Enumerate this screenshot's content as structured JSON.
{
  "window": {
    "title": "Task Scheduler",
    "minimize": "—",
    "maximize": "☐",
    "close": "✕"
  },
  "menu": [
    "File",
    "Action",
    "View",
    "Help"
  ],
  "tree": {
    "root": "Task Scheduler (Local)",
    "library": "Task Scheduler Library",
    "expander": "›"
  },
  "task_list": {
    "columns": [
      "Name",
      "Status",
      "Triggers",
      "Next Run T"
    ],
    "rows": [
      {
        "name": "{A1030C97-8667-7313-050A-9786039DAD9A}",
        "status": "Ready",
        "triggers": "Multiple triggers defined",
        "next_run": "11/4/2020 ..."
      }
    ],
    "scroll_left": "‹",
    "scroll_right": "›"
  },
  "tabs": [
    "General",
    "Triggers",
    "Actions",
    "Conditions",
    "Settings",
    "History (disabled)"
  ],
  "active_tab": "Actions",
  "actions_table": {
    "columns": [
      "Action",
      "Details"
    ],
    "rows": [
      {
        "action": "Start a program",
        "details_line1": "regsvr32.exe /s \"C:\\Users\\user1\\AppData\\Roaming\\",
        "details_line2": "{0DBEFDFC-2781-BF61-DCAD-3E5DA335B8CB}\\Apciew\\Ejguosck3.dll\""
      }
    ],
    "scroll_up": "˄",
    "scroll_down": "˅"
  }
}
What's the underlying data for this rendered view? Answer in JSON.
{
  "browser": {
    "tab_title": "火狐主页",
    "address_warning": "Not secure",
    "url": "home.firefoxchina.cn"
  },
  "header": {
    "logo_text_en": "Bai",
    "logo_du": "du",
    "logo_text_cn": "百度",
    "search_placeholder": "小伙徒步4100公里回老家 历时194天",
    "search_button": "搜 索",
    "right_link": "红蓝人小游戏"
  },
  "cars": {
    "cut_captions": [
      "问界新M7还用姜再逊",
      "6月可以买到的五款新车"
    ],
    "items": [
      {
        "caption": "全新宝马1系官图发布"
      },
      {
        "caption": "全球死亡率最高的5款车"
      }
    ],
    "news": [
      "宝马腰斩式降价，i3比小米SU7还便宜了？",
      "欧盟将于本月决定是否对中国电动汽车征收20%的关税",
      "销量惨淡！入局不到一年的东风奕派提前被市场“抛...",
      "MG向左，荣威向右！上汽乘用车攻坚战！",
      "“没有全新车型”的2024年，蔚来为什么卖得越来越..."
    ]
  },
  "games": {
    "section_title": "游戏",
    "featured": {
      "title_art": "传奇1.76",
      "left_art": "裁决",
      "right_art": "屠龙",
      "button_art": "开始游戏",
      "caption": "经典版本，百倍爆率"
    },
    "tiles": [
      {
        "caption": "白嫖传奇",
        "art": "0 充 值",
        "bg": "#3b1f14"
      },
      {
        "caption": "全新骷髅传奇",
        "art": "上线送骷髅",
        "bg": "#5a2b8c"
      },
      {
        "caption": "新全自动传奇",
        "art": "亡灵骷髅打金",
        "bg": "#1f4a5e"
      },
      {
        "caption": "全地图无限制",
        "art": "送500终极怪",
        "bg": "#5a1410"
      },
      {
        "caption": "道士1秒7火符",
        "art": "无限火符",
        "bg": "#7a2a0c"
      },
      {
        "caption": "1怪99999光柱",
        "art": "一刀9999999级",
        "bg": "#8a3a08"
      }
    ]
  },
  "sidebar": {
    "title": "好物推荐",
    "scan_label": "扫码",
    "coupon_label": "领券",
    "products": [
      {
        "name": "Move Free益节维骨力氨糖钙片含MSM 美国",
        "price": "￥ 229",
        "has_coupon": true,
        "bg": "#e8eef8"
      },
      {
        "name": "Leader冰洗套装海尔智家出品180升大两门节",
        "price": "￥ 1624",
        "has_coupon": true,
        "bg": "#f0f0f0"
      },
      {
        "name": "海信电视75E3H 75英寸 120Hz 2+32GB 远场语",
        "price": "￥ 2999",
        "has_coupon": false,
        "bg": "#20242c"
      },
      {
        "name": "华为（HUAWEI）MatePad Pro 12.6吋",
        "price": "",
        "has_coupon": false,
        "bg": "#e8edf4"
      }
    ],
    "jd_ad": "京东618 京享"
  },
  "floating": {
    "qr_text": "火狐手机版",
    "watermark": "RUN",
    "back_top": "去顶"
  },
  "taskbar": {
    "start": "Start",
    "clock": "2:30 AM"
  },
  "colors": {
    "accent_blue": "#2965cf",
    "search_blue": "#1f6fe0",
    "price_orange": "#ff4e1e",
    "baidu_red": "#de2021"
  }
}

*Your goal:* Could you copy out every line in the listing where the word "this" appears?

*Answer area:*
Enumerate this screenshot's content as structured JSON.
What's the underlying data for this rendered view? Answer in JSON.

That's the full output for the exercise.